Extract each record and reproduce it exactly.

* Recorded data:
----------------------------------------

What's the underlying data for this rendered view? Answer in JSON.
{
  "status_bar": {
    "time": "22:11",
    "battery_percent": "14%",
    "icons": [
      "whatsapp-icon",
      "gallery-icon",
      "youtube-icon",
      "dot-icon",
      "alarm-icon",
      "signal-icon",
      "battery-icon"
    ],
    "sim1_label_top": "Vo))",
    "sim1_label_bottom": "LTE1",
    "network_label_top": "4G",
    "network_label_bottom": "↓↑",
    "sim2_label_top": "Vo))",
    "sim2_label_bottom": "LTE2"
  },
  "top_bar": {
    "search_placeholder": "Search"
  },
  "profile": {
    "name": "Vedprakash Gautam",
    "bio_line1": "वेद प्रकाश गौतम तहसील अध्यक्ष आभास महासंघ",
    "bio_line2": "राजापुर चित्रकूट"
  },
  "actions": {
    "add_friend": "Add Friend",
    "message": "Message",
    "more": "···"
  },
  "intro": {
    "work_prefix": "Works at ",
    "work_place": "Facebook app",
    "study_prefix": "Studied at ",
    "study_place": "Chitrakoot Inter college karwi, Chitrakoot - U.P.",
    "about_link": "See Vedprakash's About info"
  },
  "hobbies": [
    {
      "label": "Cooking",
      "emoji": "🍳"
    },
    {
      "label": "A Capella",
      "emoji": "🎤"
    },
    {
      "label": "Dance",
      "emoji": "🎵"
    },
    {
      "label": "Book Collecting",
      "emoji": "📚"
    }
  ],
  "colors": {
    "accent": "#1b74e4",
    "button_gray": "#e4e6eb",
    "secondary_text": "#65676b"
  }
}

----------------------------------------

* Answer for the task:
What's the underlying data for this rendered view? Answer in JSON.
{
  "status_bar": {
    "time": "22:11",
    "battery_percent": "14%",
    "icons": [
      "whatsapp-icon",
      "gallery-icon",
      "youtube-icon",
      "dot-icon",
      "alarm-icon",
      "signal-icon",
      "battery-icon"
    ],
    "sim1_label_top": "Vo))",
    "sim1_label_bottom": "LTE1",
    "network_label_top": "4G",
    "network_label_bottom": "↓↑",
    "sim2_label_top": "Vo))",
    "sim2_label_bottom": "LTE2"
  },
  "top_bar": {
    "search_placeholder": "Search"
  },
  "profile": {
    "name": "Vedprakash Gautam",
    "bio_line1": "वेद प्रकाश गौतम तहसील अध्यक्ष आभास महासंघ",
    "bio_line2": "राजापुर चित्रकूट"
  },
  "actions": {
    "add_friend": "Add Friend",
    "message": "Message",
    "more": "···"
  },
  "intro": {
    "work_prefix": "Works at ",
    "work_place": "Facebook app",
    "study_prefix": "Studied at ",
    "study_place": "Chitrakoot Inter college karwi, Chitrakoot - U.P.",
    "about_link": "See Vedprakash's About info"
  },
  "hobbies": [
    {
      "label": "Cooking",
      "emoji": "🍳"
    },
    {
      "label": "A Capella",
      "emoji": "🎤"
    },
    {
      "label": "Dance",
      "emoji": "🎵"
    },
    {
      "label": "Book Collecting",
      "emoji": "📚"
    }
  ],
  "colors": {
    "accent": "#1b74e4",
    "button_gray": "#e4e6eb",
    "secondary_text": "#65676b"
  }
}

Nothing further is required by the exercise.